WHAT NEEDS TO BE DONE:
Can you restate the records below word for word?

Data records:
▶
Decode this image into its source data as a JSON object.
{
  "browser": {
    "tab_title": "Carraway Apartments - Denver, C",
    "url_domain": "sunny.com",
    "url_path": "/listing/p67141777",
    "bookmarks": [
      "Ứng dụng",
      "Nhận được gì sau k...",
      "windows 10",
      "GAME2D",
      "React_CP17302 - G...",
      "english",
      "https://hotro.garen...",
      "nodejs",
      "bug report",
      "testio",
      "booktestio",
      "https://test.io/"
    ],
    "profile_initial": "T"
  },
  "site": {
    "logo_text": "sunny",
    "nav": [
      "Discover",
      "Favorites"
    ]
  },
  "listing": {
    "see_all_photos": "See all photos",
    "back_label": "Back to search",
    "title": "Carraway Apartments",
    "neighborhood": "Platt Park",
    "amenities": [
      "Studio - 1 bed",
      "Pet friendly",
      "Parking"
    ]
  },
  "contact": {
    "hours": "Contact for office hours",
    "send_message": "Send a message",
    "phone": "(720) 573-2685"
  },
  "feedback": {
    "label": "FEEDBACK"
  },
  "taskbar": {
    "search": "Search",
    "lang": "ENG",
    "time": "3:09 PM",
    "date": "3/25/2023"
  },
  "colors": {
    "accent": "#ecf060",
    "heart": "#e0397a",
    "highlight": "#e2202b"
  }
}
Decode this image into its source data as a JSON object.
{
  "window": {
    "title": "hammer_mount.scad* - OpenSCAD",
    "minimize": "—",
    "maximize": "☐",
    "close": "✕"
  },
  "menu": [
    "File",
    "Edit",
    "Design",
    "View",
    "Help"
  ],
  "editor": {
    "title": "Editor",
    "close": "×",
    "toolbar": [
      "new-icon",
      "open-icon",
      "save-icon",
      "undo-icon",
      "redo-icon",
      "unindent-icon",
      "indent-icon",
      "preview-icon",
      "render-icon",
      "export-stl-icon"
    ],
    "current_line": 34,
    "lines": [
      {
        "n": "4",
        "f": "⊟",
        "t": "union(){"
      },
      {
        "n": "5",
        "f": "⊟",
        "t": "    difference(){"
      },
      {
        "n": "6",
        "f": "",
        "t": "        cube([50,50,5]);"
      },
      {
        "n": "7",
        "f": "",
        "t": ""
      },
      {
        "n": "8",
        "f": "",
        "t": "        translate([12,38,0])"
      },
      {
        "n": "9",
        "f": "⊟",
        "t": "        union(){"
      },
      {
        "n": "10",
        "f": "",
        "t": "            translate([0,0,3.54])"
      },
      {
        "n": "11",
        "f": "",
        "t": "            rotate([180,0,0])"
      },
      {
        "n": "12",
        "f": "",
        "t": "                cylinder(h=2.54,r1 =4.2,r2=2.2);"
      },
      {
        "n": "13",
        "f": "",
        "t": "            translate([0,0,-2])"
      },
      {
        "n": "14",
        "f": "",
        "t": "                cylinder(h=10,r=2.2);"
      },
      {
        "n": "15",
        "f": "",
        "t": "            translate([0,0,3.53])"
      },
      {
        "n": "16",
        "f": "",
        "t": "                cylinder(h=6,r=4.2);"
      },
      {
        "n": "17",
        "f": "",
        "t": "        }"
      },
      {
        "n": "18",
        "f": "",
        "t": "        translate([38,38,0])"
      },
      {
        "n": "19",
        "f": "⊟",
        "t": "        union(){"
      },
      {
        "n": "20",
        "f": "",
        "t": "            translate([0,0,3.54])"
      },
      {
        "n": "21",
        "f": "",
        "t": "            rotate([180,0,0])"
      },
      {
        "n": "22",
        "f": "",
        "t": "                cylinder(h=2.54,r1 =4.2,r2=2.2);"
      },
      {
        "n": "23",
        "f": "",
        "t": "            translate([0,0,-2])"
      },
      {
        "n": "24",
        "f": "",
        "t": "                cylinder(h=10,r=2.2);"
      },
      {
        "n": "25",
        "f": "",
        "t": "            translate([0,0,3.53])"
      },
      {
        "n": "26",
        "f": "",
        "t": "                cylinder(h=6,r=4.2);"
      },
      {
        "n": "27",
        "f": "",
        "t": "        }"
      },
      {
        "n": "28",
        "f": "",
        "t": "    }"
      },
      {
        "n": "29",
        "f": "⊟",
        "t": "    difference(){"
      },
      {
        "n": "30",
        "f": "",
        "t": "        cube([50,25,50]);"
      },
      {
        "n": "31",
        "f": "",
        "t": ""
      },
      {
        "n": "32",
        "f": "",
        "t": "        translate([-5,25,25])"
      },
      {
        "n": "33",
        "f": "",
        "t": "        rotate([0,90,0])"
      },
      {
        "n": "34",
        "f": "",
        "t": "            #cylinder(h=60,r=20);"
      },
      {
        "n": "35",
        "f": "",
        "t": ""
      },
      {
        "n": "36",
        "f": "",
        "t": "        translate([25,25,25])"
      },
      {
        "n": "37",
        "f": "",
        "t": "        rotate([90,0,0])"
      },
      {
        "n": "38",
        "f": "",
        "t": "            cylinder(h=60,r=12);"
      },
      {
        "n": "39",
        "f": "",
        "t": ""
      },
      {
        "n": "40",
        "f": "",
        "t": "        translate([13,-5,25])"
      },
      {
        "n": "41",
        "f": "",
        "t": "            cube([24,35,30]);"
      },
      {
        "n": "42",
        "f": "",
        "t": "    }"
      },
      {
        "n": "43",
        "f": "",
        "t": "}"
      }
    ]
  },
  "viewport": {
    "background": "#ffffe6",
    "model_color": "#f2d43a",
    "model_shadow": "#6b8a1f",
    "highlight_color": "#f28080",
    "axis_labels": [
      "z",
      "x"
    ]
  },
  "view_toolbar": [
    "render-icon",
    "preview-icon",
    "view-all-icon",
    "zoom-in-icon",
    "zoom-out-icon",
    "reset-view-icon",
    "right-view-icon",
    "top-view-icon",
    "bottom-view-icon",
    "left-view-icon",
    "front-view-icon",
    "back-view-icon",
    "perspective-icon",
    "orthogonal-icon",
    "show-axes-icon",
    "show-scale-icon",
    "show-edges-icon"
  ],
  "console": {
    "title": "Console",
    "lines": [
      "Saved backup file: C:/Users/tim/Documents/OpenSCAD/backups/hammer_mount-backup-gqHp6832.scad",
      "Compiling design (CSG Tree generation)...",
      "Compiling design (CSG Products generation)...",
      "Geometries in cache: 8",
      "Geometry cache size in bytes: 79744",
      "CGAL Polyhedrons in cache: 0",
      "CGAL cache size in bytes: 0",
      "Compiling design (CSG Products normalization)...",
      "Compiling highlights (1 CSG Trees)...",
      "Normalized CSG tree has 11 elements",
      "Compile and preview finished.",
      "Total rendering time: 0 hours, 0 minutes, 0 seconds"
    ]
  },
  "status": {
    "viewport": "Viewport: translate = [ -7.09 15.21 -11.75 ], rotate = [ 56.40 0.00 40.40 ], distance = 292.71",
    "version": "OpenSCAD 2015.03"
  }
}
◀
RESPONSE TO THIS TASK:
Decode this image into its source data as a JSON object.
{
  "browser": {
    "tab_title": "Carraway Apartments - Denver, C",
    "url_domain": "sunny.com",
    "url_path": "/listing/p67141777",
    "bookmarks": [
      "Ứng dụng",
      "Nhận được gì sau k...",
      "windows 10",
      "GAME2D",
      "React_CP17302 - G...",
      "english",
      "https://hotro.garen...",
      "nodejs",
      "bug report",
      "testio",
      "booktestio",
      "https://test.io/"
    ],
    "profile_initial": "T"
  },
  "site": {
    "logo_text": "sunny",
    "nav": [
      "Discover",
      "Favorites"
    ]
  },
  "listing": {
    "see_all_photos": "See all photos",
    "back_label": "Back to search",
    "title": "Carraway Apartments",
    "neighborhood": "Platt Park",
    "amenities": [
      "Studio - 1 bed",
      "Pet friendly",
      "Parking"
    ]
  },
  "contact": {
    "hours": "Contact for office hours",
    "send_message": "Send a message",
    "phone": "(720) 573-2685"
  },
  "feedback": {
    "label": "FEEDBACK"
  },
  "taskbar": {
    "search": "Search",
    "lang": "ENG",
    "time": "3:09 PM",
    "date": "3/25/2023"
  },
  "colors": {
    "accent": "#ecf060",
    "heart": "#e0397a",
    "highlight": "#e2202b"
  }
}
Decode this image into its source data as a JSON object.
{
  "window": {
    "title": "hammer_mount.scad* - OpenSCAD",
    "minimize": "—",
    "maximize": "☐",
    "close": "✕"
  },
  "menu": [
    "File",
    "Edit",
    "Design",
    "View",
    "Help"
  ],
  "editor": {
    "title": "Editor",
    "close": "×",
    "toolbar": [
      "new-icon",
      "open-icon",
      "save-icon",
      "undo-icon",
      "redo-icon",
      "unindent-icon",
      "indent-icon",
      "preview-icon",
      "render-icon",
      "export-stl-icon"
    ],
    "current_line": 34,
    "lines": [
      {
        "n": "4",
        "f": "⊟",
        "t": "union(){"
      },
      {
        "n": "5",
        "f": "⊟",
        "t": "    difference(){"
      },
      {
        "n": "6",
        "f": "",
        "t": "        cube([50,50,5]);"
      },
      {
        "n": "7",
        "f": "",
        "t": ""
      },
      {
        "n": "8",
        "f": "",
        "t": "        translate([12,38,0])"
      },
      {
        "n": "9",
        "f": "⊟",
        "t": "        union(){"
      },
      {
        "n": "10",
        "f": "",
        "t": "            translate([0,0,3.54])"
      },
      {
        "n": "11",
        "f": "",
        "t": "            rotate([180,0,0])"
      },
      {
        "n": "12",
        "f": "",
        "t": "                cylinder(h=2.54,r1 =4.2,r2=2.2);"
      },
      {
        "n": "13",
        "f": "",
        "t": "            translate([0,0,-2])"
      },
      {
        "n": "14",
        "f": "",
        "t": "                cylinder(h=10,r=2.2);"
      },
      {
        "n": "15",
        "f": "",
        "t": "            translate([0,0,3.53])"
      },
      {
        "n": "16",
        "f": "",
        "t": "                cylinder(h=6,r=4.2);"
      },
      {
        "n": "17",
        "f": "",
        "t": "        }"
      },
      {
        "n": "18",
        "f": "",
        "t": "        translate([38,38,0])"
      },
      {
        "n": "19",
        "f": "⊟",
        "t": "        union(){"
      },
      {
        "n": "20",
        "f": "",
        "t": "            translate([0,0,3.54])"
      },
      {
        "n": "21",
        "f": "",
        "t": "            rotate([180,0,0])"
      },
      {
        "n": "22",
        "f": "",
        "t": "                cylinder(h=2.54,r1 =4.2,r2=2.2);"
      },
      {
        "n": "23",
        "f": "",
        "t": "            translate([0,0,-2])"
      },
      {
        "n": "24",
        "f": "",
        "t": "                cylinder(h=10,r=2.2);"
      },
      {
        "n": "25",
        "f": "",
        "t": "            translate([0,0,3.53])"
      },
      {
        "n": "26",
        "f": "",
        "t": "                cylinder(h=6,r=4.2);"
      },
      {
        "n": "27",
        "f": "",
        "t": "        }"
      },
      {
        "n": "28",
        "f": "",
        "t": "    }"
      },
      {
        "n": "29",
        "f": "⊟",
        "t": "    difference(){"
      },
      {
        "n": "30",
        "f": "",
        "t": "        cube([50,25,50]);"
      },
      {
        "n": "31",
        "f": "",
        "t": ""
      },
      {
        "n": "32",
        "f": "",
        "t": "        translate([-5,25,25])"
      },
      {
        "n": "33",
        "f": "",
        "t": "        rotate([0,90,0])"
      },
      {
        "n": "34",
        "f": "",
        "t": "            #cylinder(h=60,r=20);"
      },
      {
        "n": "35",
        "f": "",
        "t": ""
      },
      {
        "n": "36",
        "f": "",
        "t": "        translate([25,25,25])"
      },
      {
        "n": "37",
        "f": "",
        "t": "        rotate([90,0,0])"
      },
      {
        "n": "38",
        "f": "",
        "t": "            cylinder(h=60,r=12);"
      },
      {
        "n": "39",
        "f": "",
        "t": ""
      },
      {
        "n": "40",
        "f": "",
        "t": "        translate([13,-5,25])"
      },
      {
        "n": "41",
        "f": "",
        "t": "            cube([24,35,30]);"
      },
      {
        "n": "42",
        "f": "",
        "t": "    }"
      },
      {
        "n": "43",
        "f": "",
        "t": "}"
      }
    ]
  },
  "viewport": {
    "background": "#ffffe6",
    "model_color": "#f2d43a",
    "model_shadow": "#6b8a1f",
    "highlight_color": "#f28080",
    "axis_labels": [
      "z",
      "x"
    ]
  },
  "view_toolbar": [
    "render-icon",
    "preview-icon",
    "view-all-icon",
    "zoom-in-icon",
    "zoom-out-icon",
    "reset-view-icon",
    "right-view-icon",
    "top-view-icon",
    "bottom-view-icon",
    "left-view-icon",
    "front-view-icon",
    "back-view-icon",
    "perspective-icon",
    "orthogonal-icon",
    "show-axes-icon",
    "show-scale-icon",
    "show-edges-icon"
  ],
  "console": {
    "title": "Console",
    "lines": [
      "Saved backup file: C:/Users/tim/Documents/OpenSCAD/backups/hammer_mount-backup-gqHp6832.scad",
      "Compiling design (CSG Tree generation)...",
      "Compiling design (CSG Products generation)...",
      "Geometries in cache: 8",
      "Geometry cache size in bytes: 79744",
      "CGAL Polyhedrons in cache: 0",
      "CGAL cache size in bytes: 0",
      "Compiling design (CSG Products normalization)...",
      "Compiling highlights (1 CSG Trees)...",
      "Normalized CSG tree has 11 elements",
      "Compile and preview finished.",
      "Total rendering time: 0 hours, 0 minutes, 0 seconds"
    ]
  },
  "status": {
    "viewport": "Viewport: translate = [ -7.09 15.21 -11.75 ], rotate = [ 56.40 0.00 40.40 ], distance = 292.71",
    "version": "OpenSCAD 2015.03"
  }
}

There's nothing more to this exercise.